Work required - Locate the word "Clip" in the entries below, then gather every line that holds it.
Provided records below:
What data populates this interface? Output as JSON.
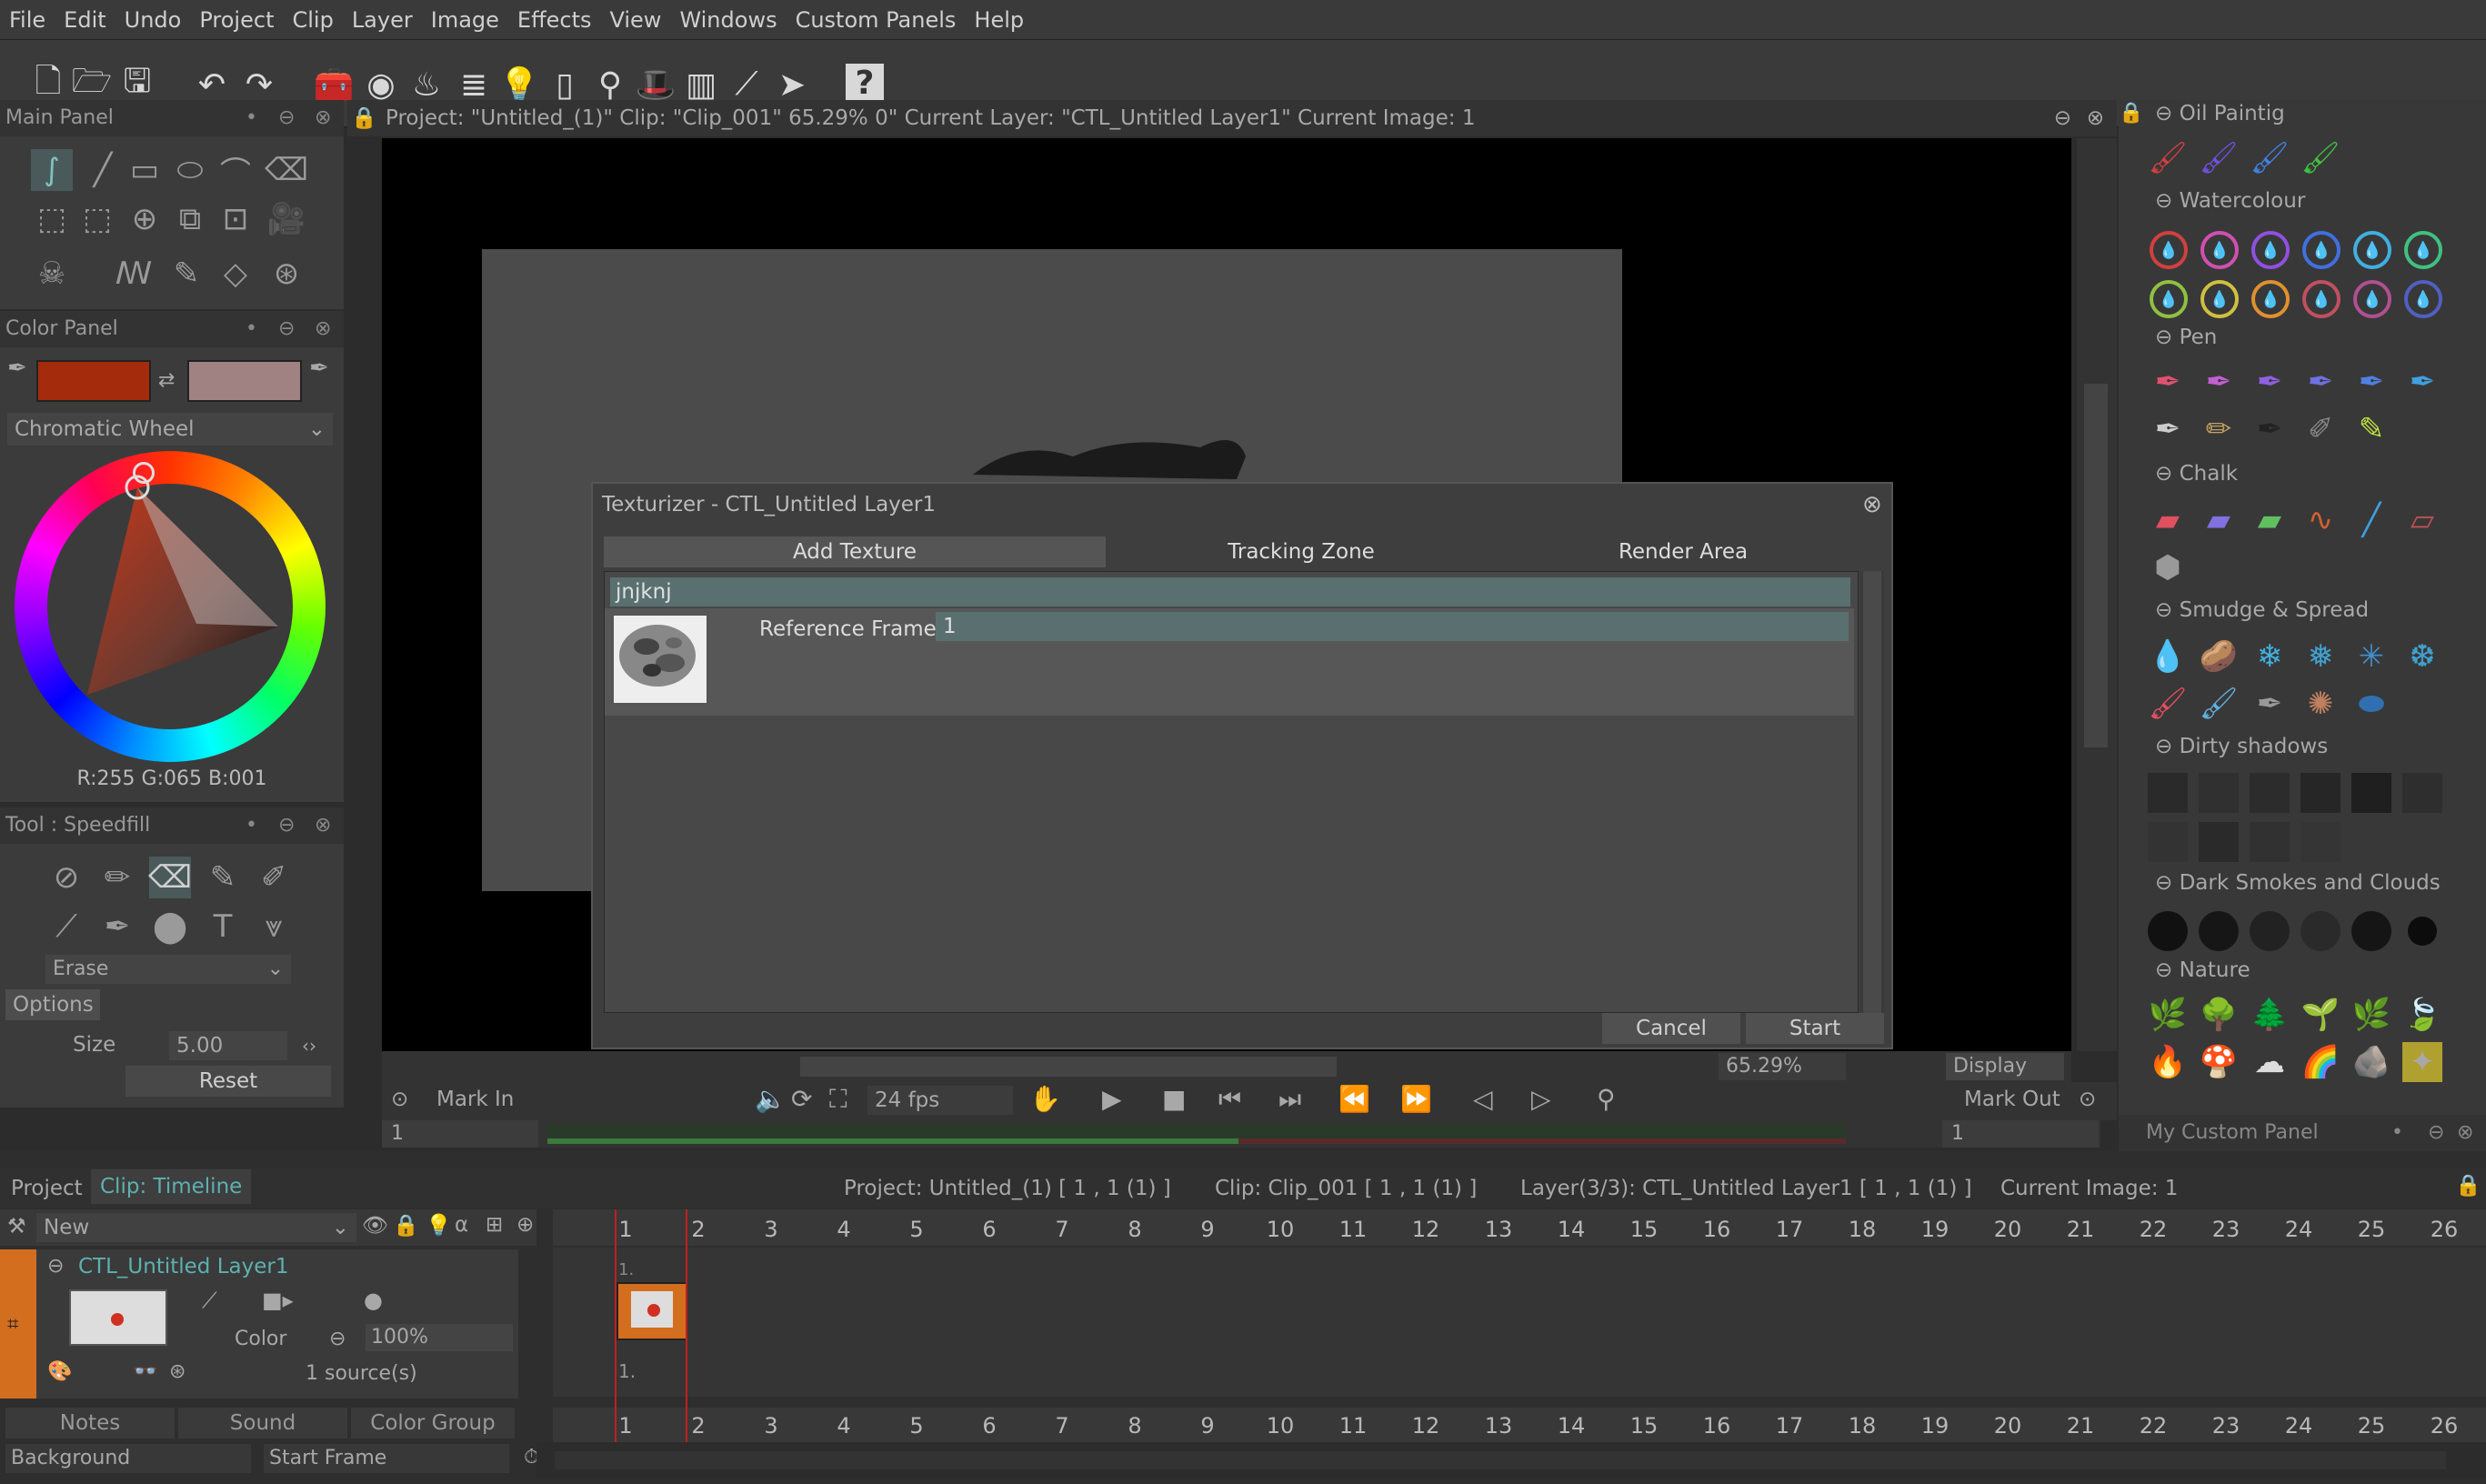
{
  "menu": [
    "File",
    "Edit",
    "Undo",
    "Project",
    "Clip",
    "Layer",
    "Image",
    "Effects",
    "View",
    "Windows",
    "Custom Panels",
    "Help"
  ],
  "main_panel": {
    "title": "Main Panel"
  },
  "color_panel": {
    "title": "Color Panel",
    "mode": "Chromatic Wheel",
    "rgb": "R:255 G:065 B:001",
    "fg_color": "#a42b0b",
    "bg_color": "#a08282"
  },
  "tool_panel": {
    "title": "Tool : Speedfill",
    "mode": "Erase",
    "options": "Options",
    "size_label": "Size",
    "size_value": "5.00",
    "reset": "Reset"
  },
  "viewer": {
    "status": "Project:  \"Untitled_(1)\"  Clip: \"Clip_001\"   65.29%   0\"  Current Layer: \"CTL_Untitled Layer1\"  Current Image: 1",
    "zoom": "65.29%",
    "display": "Display",
    "mark_in": "Mark In",
    "mark_out": "Mark Out",
    "fps": "24 fps",
    "frame_in": "1",
    "frame_out": "1"
  },
  "dialog": {
    "title": "Texturizer - CTL_Untitled Layer1",
    "tabs": [
      "Add Texture",
      "Tracking Zone",
      "Render Area"
    ],
    "texture_name": "jnjknj",
    "ref_label": "Reference Frame",
    "ref_value": "1",
    "cancel": "Cancel",
    "start": "Start"
  },
  "brushes": {
    "groups": [
      "Oil Paintig",
      "Watercolour",
      "Pen",
      "Chalk",
      "Smudge & Spread",
      "Dirty shadows",
      "Dark Smokes and Clouds",
      "Nature"
    ],
    "custom_panel": "My Custom Panel"
  },
  "timeline": {
    "tab_project": "Project",
    "tab_clip": "Clip: Timeline",
    "info_project": "Project: Untitled_(1) [ 1 , 1  (1) ]",
    "info_clip": "Clip: Clip_001 [ 1 , 1  (1) ]",
    "info_layer": "Layer(3/3): CTL_Untitled Layer1 [ 1 , 1  (1) ]",
    "info_image": "Current Image: 1",
    "new_label": "New",
    "layer_name": "CTL_Untitled Layer1",
    "color_label": "Color",
    "opacity": "100%",
    "sources": "1 source(s)",
    "notes": "Notes",
    "sound": "Sound",
    "color_group": "Color Group",
    "background": "Background",
    "start_frame": "Start Frame",
    "cell_label_top": "1.",
    "cell_label_bottom": "1.",
    "frames": [
      "1",
      "2",
      "3",
      "4",
      "5",
      "6",
      "7",
      "8",
      "9",
      "10",
      "11",
      "12",
      "13",
      "14",
      "15",
      "16",
      "17",
      "18",
      "19",
      "20",
      "21",
      "22",
      "23",
      "24",
      "25",
      "26"
    ]
  }
}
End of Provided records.
Answer below -
    "Clip",
    "status": "Project:  \"Untitled_(1)\"  Clip: \"Clip_001\"   65.29%   0\"  Current Layer: \"CTL_Untitled Layer1\"  Current Image: 1",
    "tab_clip": "Clip: Timeline",
    "info_clip": "Clip: Clip_001 [ 1 , 1  (1) ]",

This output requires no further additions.